* [Requirement]
Which lines below include the string "Version"? Please show each one.

Dataset records:

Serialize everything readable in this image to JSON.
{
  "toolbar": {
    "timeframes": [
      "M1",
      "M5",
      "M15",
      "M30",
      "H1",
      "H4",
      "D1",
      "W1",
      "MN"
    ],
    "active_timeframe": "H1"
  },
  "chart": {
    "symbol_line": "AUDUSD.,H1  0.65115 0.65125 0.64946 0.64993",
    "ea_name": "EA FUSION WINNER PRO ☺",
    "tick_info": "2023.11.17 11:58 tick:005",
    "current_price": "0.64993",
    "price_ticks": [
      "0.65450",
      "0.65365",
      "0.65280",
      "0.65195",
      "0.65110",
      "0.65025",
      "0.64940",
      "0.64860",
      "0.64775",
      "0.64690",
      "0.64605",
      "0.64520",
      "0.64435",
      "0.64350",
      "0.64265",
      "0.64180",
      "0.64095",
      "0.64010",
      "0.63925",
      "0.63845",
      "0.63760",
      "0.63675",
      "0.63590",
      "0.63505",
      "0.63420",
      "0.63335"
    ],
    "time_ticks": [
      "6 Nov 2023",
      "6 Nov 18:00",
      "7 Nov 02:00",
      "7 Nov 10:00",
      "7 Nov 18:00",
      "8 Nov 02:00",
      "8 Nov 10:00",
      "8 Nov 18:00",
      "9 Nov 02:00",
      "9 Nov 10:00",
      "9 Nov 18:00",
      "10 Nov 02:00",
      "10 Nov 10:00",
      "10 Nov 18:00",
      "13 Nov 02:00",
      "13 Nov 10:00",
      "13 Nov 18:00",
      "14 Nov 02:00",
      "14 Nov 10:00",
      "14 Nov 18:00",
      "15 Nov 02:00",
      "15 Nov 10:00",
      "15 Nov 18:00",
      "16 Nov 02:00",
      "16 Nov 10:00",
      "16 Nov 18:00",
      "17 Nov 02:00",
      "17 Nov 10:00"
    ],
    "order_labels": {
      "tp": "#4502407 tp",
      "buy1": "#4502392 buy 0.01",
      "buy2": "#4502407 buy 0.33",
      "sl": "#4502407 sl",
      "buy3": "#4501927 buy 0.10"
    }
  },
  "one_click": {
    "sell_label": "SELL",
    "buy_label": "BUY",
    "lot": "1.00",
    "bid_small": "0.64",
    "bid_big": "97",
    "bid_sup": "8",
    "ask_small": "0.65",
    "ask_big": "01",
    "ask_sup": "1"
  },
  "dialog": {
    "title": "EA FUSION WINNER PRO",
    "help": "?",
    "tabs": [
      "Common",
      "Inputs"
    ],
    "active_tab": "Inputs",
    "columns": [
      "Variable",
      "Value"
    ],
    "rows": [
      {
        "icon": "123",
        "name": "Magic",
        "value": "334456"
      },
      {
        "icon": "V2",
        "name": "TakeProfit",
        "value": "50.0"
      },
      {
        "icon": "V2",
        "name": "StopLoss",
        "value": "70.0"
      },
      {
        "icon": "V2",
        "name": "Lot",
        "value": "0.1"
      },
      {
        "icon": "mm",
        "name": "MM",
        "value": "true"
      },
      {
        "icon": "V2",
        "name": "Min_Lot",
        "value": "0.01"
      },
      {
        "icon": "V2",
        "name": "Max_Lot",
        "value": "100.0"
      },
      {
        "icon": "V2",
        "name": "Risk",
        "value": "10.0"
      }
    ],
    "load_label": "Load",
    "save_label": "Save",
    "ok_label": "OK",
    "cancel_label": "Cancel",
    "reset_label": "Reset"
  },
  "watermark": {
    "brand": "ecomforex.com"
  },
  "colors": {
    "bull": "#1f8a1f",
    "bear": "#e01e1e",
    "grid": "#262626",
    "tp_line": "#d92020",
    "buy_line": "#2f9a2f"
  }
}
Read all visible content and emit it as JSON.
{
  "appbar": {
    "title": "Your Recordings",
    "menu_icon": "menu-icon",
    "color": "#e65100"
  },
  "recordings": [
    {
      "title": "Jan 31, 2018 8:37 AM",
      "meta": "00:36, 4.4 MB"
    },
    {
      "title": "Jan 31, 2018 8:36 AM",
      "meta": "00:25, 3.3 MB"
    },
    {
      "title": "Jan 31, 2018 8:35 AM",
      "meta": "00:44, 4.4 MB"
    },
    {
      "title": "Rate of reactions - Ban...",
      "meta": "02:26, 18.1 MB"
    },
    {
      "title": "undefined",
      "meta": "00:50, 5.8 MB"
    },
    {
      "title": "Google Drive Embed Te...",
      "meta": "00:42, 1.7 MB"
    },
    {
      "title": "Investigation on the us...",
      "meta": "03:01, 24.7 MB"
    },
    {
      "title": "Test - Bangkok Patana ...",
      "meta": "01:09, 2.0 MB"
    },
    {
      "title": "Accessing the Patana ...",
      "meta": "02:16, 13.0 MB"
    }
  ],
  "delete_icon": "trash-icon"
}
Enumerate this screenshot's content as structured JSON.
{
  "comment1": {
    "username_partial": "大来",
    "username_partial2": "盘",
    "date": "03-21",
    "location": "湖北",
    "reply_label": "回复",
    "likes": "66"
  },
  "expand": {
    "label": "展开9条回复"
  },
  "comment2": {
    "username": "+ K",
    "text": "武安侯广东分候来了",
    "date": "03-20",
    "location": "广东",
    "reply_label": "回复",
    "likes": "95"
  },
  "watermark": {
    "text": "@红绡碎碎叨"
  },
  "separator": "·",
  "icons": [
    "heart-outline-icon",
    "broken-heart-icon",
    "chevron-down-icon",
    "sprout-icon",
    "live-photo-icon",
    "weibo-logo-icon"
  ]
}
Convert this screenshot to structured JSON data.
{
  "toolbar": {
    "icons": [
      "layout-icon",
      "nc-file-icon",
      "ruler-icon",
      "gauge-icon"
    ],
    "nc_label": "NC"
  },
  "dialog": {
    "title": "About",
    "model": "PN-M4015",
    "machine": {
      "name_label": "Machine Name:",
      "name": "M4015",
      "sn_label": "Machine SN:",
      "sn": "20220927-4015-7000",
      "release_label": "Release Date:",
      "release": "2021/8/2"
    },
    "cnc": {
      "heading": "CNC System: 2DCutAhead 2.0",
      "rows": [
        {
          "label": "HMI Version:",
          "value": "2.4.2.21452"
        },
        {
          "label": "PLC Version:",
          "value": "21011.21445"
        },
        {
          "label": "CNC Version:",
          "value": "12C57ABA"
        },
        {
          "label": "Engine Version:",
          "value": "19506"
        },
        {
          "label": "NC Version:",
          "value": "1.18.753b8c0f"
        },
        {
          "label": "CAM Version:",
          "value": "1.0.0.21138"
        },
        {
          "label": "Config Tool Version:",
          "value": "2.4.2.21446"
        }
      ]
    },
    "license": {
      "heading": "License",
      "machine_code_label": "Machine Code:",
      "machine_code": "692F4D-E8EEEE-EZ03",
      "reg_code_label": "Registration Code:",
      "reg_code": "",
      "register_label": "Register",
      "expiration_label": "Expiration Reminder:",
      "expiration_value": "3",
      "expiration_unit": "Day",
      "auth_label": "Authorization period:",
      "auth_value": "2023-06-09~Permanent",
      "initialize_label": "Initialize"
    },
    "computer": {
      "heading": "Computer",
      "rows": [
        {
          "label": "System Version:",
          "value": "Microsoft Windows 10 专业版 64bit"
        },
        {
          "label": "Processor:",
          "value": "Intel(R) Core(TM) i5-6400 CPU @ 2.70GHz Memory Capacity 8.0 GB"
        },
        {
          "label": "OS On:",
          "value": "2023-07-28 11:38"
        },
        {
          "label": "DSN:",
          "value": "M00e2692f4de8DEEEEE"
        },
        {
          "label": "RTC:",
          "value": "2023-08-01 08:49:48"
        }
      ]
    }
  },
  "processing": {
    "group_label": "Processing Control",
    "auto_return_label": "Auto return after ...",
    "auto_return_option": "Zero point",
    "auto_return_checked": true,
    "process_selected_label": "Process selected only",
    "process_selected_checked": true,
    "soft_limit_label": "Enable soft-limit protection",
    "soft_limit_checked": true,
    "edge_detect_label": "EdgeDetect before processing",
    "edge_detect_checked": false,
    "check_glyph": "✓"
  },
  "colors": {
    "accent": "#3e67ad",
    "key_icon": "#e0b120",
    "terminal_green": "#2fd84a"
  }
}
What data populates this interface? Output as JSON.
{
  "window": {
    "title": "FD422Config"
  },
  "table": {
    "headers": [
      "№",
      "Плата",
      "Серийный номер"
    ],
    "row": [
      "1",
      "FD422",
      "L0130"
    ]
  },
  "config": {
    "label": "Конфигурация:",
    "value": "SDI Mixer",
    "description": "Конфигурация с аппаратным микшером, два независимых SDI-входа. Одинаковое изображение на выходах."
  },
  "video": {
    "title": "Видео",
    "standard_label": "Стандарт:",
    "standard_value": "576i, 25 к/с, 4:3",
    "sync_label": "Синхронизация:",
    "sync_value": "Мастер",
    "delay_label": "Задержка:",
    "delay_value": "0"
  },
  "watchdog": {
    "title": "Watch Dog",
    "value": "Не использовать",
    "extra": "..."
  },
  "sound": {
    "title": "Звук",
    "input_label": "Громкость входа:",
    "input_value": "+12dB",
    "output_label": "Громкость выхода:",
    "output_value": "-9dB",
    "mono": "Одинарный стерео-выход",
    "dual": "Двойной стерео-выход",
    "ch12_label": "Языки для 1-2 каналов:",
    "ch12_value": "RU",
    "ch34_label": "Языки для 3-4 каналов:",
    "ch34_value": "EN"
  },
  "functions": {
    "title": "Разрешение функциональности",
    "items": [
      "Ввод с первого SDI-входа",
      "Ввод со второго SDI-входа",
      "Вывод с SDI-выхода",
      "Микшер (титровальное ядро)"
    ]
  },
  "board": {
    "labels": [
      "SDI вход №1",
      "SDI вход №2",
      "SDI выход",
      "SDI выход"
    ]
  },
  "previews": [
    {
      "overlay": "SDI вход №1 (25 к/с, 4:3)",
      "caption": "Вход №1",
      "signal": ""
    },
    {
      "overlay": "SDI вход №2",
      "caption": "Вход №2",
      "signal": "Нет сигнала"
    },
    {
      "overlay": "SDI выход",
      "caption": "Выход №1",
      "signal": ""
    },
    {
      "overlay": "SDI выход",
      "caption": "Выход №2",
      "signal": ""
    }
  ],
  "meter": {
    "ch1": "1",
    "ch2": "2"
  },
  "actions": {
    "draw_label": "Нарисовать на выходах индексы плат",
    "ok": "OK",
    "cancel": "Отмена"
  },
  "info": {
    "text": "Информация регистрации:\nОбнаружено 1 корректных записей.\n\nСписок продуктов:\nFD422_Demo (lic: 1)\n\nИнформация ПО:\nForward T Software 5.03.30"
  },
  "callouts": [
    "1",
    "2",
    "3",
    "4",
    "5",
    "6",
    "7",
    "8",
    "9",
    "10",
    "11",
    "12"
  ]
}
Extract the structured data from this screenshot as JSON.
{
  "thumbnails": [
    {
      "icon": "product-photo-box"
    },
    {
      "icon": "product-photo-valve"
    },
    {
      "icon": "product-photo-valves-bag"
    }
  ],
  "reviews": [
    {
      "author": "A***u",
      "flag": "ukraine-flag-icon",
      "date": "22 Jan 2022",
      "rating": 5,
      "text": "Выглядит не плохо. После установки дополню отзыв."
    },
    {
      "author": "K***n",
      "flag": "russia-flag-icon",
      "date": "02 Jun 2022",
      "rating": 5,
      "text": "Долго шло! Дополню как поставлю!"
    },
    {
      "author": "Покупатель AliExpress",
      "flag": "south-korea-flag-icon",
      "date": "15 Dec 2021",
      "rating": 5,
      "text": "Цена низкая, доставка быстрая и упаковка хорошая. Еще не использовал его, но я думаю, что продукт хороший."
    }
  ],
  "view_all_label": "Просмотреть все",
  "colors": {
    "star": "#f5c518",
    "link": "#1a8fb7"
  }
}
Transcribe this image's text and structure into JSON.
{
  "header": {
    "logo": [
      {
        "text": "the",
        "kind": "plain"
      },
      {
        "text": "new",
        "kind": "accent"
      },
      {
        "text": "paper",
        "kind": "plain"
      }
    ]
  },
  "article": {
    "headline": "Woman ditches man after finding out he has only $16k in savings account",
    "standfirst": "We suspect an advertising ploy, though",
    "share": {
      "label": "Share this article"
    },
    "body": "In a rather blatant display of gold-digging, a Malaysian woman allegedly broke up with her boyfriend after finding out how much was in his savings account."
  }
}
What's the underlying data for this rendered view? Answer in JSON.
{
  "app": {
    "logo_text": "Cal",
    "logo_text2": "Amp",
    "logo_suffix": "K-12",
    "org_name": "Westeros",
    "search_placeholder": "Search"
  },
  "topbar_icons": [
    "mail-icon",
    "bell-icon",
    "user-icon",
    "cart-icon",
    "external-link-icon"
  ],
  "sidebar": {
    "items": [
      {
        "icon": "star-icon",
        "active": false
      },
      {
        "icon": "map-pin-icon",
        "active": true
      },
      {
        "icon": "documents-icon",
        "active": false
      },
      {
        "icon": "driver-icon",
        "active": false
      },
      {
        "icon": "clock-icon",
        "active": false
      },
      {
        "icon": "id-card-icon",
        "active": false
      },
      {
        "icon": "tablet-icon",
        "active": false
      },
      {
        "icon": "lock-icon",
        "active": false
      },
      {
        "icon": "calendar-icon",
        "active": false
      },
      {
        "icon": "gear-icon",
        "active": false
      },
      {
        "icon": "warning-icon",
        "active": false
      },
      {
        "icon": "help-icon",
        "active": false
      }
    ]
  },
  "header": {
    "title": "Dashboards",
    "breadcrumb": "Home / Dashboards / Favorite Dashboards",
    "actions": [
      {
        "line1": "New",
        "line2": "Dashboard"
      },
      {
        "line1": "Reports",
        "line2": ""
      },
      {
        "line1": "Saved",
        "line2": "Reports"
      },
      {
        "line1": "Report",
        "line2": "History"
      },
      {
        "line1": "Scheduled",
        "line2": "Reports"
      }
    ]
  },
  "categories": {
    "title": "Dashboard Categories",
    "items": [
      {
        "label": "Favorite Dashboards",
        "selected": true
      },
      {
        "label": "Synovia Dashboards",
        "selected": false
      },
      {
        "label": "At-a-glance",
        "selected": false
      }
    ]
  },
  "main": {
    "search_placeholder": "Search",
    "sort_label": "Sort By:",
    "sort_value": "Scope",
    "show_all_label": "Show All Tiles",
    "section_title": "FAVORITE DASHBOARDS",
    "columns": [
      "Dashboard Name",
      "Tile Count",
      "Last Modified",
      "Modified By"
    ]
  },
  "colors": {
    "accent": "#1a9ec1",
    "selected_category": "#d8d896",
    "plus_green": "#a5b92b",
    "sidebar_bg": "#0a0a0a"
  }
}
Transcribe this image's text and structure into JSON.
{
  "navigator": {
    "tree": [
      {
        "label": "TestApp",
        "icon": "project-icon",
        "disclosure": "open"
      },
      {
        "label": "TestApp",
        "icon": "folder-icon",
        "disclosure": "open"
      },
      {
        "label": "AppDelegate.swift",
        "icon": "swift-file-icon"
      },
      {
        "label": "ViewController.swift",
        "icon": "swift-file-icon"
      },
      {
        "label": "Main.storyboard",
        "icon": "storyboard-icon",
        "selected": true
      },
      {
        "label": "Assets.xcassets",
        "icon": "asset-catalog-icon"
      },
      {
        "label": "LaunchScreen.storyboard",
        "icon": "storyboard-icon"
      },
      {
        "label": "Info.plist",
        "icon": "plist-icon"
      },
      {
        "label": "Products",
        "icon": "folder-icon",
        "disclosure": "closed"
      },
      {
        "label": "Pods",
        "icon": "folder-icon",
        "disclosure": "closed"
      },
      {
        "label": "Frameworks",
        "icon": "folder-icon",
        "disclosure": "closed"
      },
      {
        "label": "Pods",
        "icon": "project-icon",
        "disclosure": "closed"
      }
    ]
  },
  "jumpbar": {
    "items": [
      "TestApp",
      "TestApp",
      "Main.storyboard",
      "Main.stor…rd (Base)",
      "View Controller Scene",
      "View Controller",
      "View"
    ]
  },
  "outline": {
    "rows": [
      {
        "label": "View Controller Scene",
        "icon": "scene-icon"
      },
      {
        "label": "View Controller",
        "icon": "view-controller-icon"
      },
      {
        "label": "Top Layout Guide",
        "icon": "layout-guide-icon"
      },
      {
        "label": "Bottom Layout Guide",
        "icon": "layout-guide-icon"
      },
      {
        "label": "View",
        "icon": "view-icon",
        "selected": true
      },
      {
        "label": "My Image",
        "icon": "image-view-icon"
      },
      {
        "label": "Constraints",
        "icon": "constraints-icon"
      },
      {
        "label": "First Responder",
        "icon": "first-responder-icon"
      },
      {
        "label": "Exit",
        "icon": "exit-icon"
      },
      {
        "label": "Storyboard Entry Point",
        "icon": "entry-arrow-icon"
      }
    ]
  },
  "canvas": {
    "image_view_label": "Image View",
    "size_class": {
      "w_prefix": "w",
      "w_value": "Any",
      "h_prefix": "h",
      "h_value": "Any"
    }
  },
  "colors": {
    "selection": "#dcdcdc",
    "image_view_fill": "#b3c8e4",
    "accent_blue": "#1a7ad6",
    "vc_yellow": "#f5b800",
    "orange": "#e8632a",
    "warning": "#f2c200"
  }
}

* [Response area]
          "label": "HMI Version:",
          "label": "PLC Version:",
          "label": "CNC Version:",
          "label": "Engine Version:",
          "label": "NC Version:",
          "label": "CAM Version:",
          "label": "Config Tool Version:",
          "label": "System Version:",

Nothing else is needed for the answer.